### Prompt
Every entry below should come back unchanged, except that the pictures are dropped.

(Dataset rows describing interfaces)

Start of Block

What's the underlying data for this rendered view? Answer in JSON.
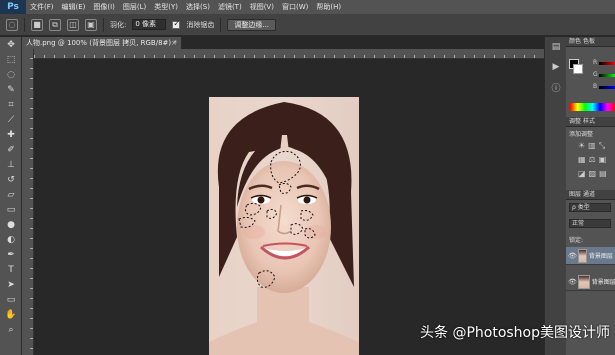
{
  "app": {
    "logo": "Ps"
  },
  "menu": [
    "文件(F)",
    "编辑(E)",
    "图像(I)",
    "图层(L)",
    "类型(Y)",
    "选择(S)",
    "滤镜(T)",
    "视图(V)",
    "窗口(W)",
    "帮助(H)"
  ],
  "options": {
    "feather_label": "羽化:",
    "feather_value": "0 像素",
    "antialias_label": "消除锯齿",
    "refine_edge_label": "调整边缘..."
  },
  "document": {
    "tab_title": "人物.png @ 100% (背景图层 拷贝, RGB/8#) *",
    "close": "×"
  },
  "panels": {
    "color_tab": "颜色",
    "swatches_tab": "色板",
    "r": "R",
    "g": "G",
    "b": "B",
    "adjust_tab": "调整",
    "styles_tab": "样式",
    "add_adjust": "添加调整",
    "layers_tab": "图层",
    "channels_tab": "通道",
    "kind_filter": "ρ 类型",
    "blend_mode": "正常",
    "lock_label": "锁定:",
    "layers": [
      {
        "name": "背景图层 拷贝"
      },
      {
        "name": "背景图层"
      }
    ]
  },
  "colors": {
    "fg": "#000000",
    "bg": "#ffffff",
    "accent": "#6a7a8c"
  },
  "watermark": "头条 @Photoshop美图设计师"
}
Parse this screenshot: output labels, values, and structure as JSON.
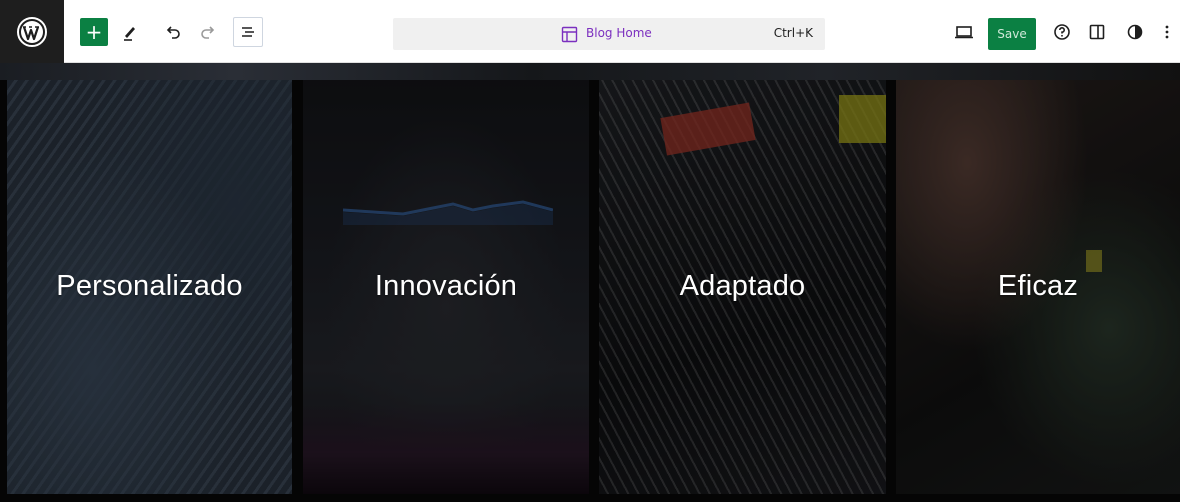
{
  "toolbar": {
    "logo": "wordpress-logo-icon",
    "add_label": "+",
    "command_bar": {
      "title": "Blog Home",
      "shortcut": "Ctrl+K",
      "icon": "layout-icon"
    },
    "save_label": "Save",
    "colors": {
      "accent_green": "#0b8043",
      "command_title": "#7b2fbf",
      "logo_bg": "#1e1e1e"
    }
  },
  "canvas": {
    "panels": [
      {
        "label": "Personalizado"
      },
      {
        "label": "Innovación"
      },
      {
        "label": "Adaptado"
      },
      {
        "label": "Eficaz"
      }
    ]
  }
}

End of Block

### Exercise solution
What's the underlying data for this rendered view? Answer in JSON.
{
  "app": {
    "logo": "Ps"
  },
  "menu": [
    "文件(F)",
    "编辑(E)",
    "图像(I)",
    "图层(L)",
    "类型(Y)",
    "选择(S)",
    "滤镜(T)",
    "视图(V)",
    "窗口(W)",
    "帮助(H)"
  ],
  "options": {
    "feather_label": "羽化:",
    "feather_value": "0 像素",
    "antialias_label": "消除锯齿",
    "refine_edge_label": "调整边缘..."
  },
  "document": {
    "tab_title": "人物.png @ 100% (背景图层 拷贝, RGB/8#) *",
    "close": "×"
  },
  "panels": {
    "color_tab": "颜色",
    "swatches_tab": "色板",
    "r": "R",
    "g": "G",
    "b": "B",
    "adjust_tab": "调整",
    "styles_tab": "样式",
    "add_adjust": "添加调整",
    "layers_tab": "图层",
    "channels_tab": "通道",
    "kind_filter": "ρ 类型",
    "blend_mode": "正常",
    "lock_label": "锁定:",
    "layers": [
      {
        "name": "背景图层 拷贝"
      },
      {
        "name": "背景图层"
      }
    ]
  },
  "colors": {
    "fg": "#000000",
    "bg": "#ffffff",
    "accent": "#6a7a8c"
  },
  "watermark": "头条 @Photoshop美图设计师"
}
Parse this screenshot: output labels, values, and structure as JSON.
{
  "toolbar": {
    "logo": "wordpress-logo-icon",
    "add_label": "+",
    "command_bar": {
      "title": "Blog Home",
      "shortcut": "Ctrl+K",
      "icon": "layout-icon"
    },
    "save_label": "Save",
    "colors": {
      "accent_green": "#0b8043",
      "command_title": "#7b2fbf",
      "logo_bg": "#1e1e1e"
    }
  },
  "canvas": {
    "panels": [
      {
        "label": "Personalizado"
      },
      {
        "label": "Innovación"
      },
      {
        "label": "Adaptado"
      },
      {
        "label": "Eficaz"
      }
    ]
  }
}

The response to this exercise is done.